Farm fields in the foreground were once a boggy wetland in the early days and the barn in the distance originally belonged to Mr. Terry. This local landmark was located on the west side of Sunrise Drive and collapsed in 1978. Photograph taken in 1974 by Howard Hansen, Stanwood News photographer
The commercial triangle of land bordered by North Camano Drive, Sunrise Drive, and S. R. 532 became known as Terry’s Corner for William Terry. Terry owned the farm at the intersection of North Camano Drive and Sunrise Drive since 1929. Prior to that it was known as MacEacheran’s Corner. MacEacheran was the local doctor who owned the farm there in 1912 on North Camano Drive. (In the map below, this was the Fay Miller property just out of the photo in the aerial view.)
According to early accounts the lowland farm fields south of Terry’s Corner had once been a peat bog of cranberries with a small slough draining into it. It was diked by early homesteaders. Wagon roads replaced the skid roads as the surrounding area was cleared of trees in hopes that could eventually be farmed. Early accounts also said the bog was burned and stumps dynamited to create the farm fields that are still productively cultivated.
In 1918 Aubrey Nelson bought the land that is still cultivated south of S. R. 532. It had been an early logging camp employing 40-50 men operated by Alfred Leque. The farm fields on had to be cleared of the peat bogs that were said to have cranberries. Eventually after years of burning and removal of the peat and stumps, the fields were cleared and workable.
S. R. 532 was dedicated in October 1969 bypassing many indirect curves and intersections from I – 5 through Stanwood ending at Terry’s Corner. This bypass created a more direct access to the south part of the Island. It had to cross the bog that was probably pretty impassable so a significant berm or levee was built to raise it across the wetland. For those us who drive past this view every day, we still can note the wild rose, cherry, salmonberry and thicket of other native plants that now include the blackberry and other invasives, but so far we have not found cranberries.
An Internet search for cranberry bog pictures (Vaccinum oxycoccos) what this area might have looked like originally.
By B.Lezius – Own work, CC BY 3.0, https://commons.wikimedia.org/w/index.php?curid=8798492
Stay tuned for part 2
Early accounts of the history of this area were published in our newsletter Stanwood Area Echoes no. 18: “LIvingston Bay, Camano Island 1862 – 1920” and “Profile of an Early Settler on Camano Island” by Elizabeth Nelson.
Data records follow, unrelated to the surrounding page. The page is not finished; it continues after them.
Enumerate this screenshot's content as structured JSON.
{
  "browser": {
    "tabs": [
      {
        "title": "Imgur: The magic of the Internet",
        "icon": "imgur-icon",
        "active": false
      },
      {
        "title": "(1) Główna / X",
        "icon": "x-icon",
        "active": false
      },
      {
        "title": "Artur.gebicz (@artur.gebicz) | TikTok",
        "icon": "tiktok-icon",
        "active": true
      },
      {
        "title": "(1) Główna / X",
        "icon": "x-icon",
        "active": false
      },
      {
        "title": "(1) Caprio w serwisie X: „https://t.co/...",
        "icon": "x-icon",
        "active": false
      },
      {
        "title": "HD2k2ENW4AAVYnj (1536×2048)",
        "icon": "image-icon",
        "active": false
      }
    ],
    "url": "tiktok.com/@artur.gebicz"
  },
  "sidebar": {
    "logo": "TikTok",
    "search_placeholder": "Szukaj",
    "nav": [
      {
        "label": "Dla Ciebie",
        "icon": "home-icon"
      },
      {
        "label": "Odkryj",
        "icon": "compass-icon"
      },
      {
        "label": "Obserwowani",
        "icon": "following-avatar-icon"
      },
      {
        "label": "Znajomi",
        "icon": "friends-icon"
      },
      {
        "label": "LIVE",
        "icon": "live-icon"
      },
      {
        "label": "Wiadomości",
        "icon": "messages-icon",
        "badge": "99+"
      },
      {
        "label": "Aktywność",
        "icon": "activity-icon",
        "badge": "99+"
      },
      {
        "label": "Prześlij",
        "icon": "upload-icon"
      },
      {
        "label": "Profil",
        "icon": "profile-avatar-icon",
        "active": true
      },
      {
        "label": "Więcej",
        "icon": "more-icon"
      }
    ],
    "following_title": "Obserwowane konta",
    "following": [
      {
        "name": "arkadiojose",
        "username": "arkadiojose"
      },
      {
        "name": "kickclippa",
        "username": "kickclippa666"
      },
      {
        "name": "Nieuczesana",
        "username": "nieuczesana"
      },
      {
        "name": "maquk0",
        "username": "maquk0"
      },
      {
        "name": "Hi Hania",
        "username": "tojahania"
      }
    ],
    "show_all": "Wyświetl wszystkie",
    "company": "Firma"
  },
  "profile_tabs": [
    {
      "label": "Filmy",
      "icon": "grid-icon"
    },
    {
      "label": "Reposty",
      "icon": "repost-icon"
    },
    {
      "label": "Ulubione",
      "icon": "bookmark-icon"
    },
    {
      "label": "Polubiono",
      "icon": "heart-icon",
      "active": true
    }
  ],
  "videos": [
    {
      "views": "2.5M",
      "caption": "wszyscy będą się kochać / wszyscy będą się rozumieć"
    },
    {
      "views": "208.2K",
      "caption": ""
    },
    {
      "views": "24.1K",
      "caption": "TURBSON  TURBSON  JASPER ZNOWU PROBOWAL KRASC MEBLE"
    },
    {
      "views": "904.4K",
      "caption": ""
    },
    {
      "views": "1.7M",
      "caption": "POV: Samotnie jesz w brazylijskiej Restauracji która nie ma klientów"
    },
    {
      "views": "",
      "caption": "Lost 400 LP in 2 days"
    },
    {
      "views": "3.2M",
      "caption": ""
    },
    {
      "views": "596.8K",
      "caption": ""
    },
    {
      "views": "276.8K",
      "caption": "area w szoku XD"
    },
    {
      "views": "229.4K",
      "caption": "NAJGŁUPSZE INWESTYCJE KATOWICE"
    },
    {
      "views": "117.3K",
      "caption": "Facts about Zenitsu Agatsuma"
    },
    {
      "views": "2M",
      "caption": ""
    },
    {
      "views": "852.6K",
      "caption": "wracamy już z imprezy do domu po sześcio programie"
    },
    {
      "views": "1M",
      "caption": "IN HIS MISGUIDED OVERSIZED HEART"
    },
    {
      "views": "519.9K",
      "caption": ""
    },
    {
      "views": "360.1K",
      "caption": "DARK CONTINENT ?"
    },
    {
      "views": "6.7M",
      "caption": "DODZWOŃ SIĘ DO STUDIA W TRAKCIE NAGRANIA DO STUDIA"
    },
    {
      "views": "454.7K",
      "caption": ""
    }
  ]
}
Copies are available by request, click Contact Us.
Line art by Peter Beaulieu capturing the historical details of the house in in the 1990s.
On Tuesday Nov 28 the Stanwood Camano community is participating in a collective day of giving. One of the recipients is the Stanwood Area Historical Society. We are asking for funds to supplement our budget for repairs and rehabilitation of the D. O. Pearson House Museum windows and other general maintenance historical repairs. The repair project plan is described on this link: https://www.scgive.org/sahs_project
The photo below depicts the Pearson in the 1920s or 30s, sometime before the wooden sidewalks were replaced by concrete. The photographer of the day is unknown
Happy Thanksgiving !
Sixty years ago, the Williams Turkey Farm was among the few agricultural businesses on the Island. It is remembered by many local residents, please send us your stories of this or any local Camano Island or Stanwood business!
100 years ago (1917) young local resident Edward S. Christiansen, a resourceful young techie of his day, was discovered eavesdropping on official radio messages using a wireless [radio]. This was near the end of World War I and the military was understandably concerned.
Officials from the Puget Sound Navy shipyard sent the Snohomish County Sheriff to Camano Island to investigate. They found Edward’s wireless radio set and antenna in a tree near Triangle Cove. Read the article below for more details.
Edward lived to the age of 92 as a farmer, plumber and mechanic on Camano Island. He left school after the 6th grade. He apparently never married and lived his whole life on Camano Island. His name was actually spelled “Christiansen” according to records. He was born in September 1897 in Ballard, WA and died April 1989 on Camano Island.
And if anyone has anything to add to this please contact SAHS.
Seattle Times article retrieved using Seattle Public Library cardholder access to the Historical Seattle Times Database – sincere thanks to SPL.org for this service!
Join us for this Sunday’s (9/17) H & H Program featuring the life story of the intrepid Swedish American pioneer, Peter Henning.
Henning (1868-1955) was one of our colorful and influencial pioneers who settled in and helped develop the community known as East Stanwood. His career included experience as a Yukon Gold Rush entrepreneur, railroad and road builder, logger, farmer, and millworker. He was influential in the development of the East Stanwood school district of the day, the early banks, the Snohomish County Roads Commision and the Stevens Pass Highway Assn.
Enduring many hardships and setbacks he still led a life of hard work with many more successful accomplishments.
The program features a DVD presentation highlighting the story told in the book.
Refreshments include appetizers and desserts served with coffee, tea, and sparkling juice and wine. Floyd Norgaard Cultural Center.